### Your task
Every record must be copied exactly, except that pictures are dropped.

### Data records

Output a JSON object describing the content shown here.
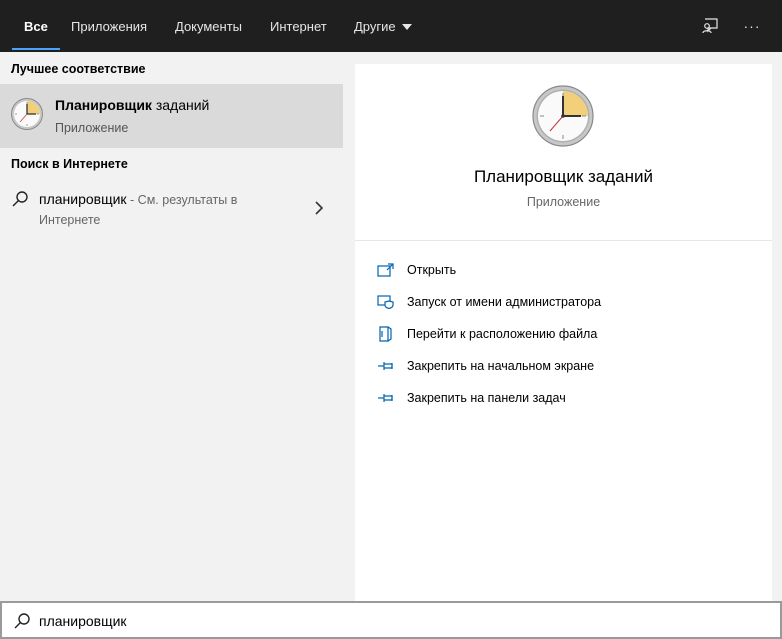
{
  "tabs": [
    {
      "label": "Все",
      "active": true
    },
    {
      "label": "Приложения"
    },
    {
      "label": "Документы"
    },
    {
      "label": "Интернет"
    },
    {
      "label": "Другие"
    }
  ],
  "topbar": {
    "feedback_icon": "feedback-icon",
    "more_icon": "more-icon",
    "more_glyph": "···"
  },
  "best_match": {
    "header": "Лучшее соответствие",
    "title_bold": "Планировщик",
    "title_rest": " заданий",
    "subtitle": "Приложение",
    "icon": "clock-icon"
  },
  "web_search": {
    "header": "Поиск в Интернете",
    "query": "планировщик",
    "suffix": " - См. результаты в",
    "suffix_line2": "Интернете"
  },
  "preview": {
    "title": "Планировщик заданий",
    "subtitle": "Приложение",
    "actions": [
      {
        "label": "Открыть",
        "icon": "open-icon"
      },
      {
        "label": "Запуск от имени администратора",
        "icon": "admin-shield-icon"
      },
      {
        "label": "Перейти к расположению файла",
        "icon": "file-location-icon"
      },
      {
        "label": "Закрепить на начальном экране",
        "icon": "pin-icon"
      },
      {
        "label": "Закрепить на панели задач",
        "icon": "pin-icon"
      }
    ]
  },
  "search": {
    "value": "планировщик"
  },
  "colors": {
    "topbar": "#1f1f1f",
    "accent": "#4aa3ff",
    "selected": "#dadada",
    "action_icon": "#0063b1"
  }
}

### Output
Output a JSON object describing the content shown here.
{
  "tabs": [
    {
      "label": "Все",
      "active": true
    },
    {
      "label": "Приложения"
    },
    {
      "label": "Документы"
    },
    {
      "label": "Интернет"
    },
    {
      "label": "Другие"
    }
  ],
  "topbar": {
    "feedback_icon": "feedback-icon",
    "more_icon": "more-icon",
    "more_glyph": "···"
  },
  "best_match": {
    "header": "Лучшее соответствие",
    "title_bold": "Планировщик",
    "title_rest": " заданий",
    "subtitle": "Приложение",
    "icon": "clock-icon"
  },
  "web_search": {
    "header": "Поиск в Интернете",
    "query": "планировщик",
    "suffix": " - См. результаты в",
    "suffix_line2": "Интернете"
  },
  "preview": {
    "title": "Планировщик заданий",
    "subtitle": "Приложение",
    "actions": [
      {
        "label": "Открыть",
        "icon": "open-icon"
      },
      {
        "label": "Запуск от имени администратора",
        "icon": "admin-shield-icon"
      },
      {
        "label": "Перейти к расположению файла",
        "icon": "file-location-icon"
      },
      {
        "label": "Закрепить на начальном экране",
        "icon": "pin-icon"
      },
      {
        "label": "Закрепить на панели задач",
        "icon": "pin-icon"
      }
    ]
  },
  "search": {
    "value": "планировщик"
  },
  "colors": {
    "topbar": "#1f1f1f",
    "accent": "#4aa3ff",
    "selected": "#dadada",
    "action_icon": "#0063b1"
  }
}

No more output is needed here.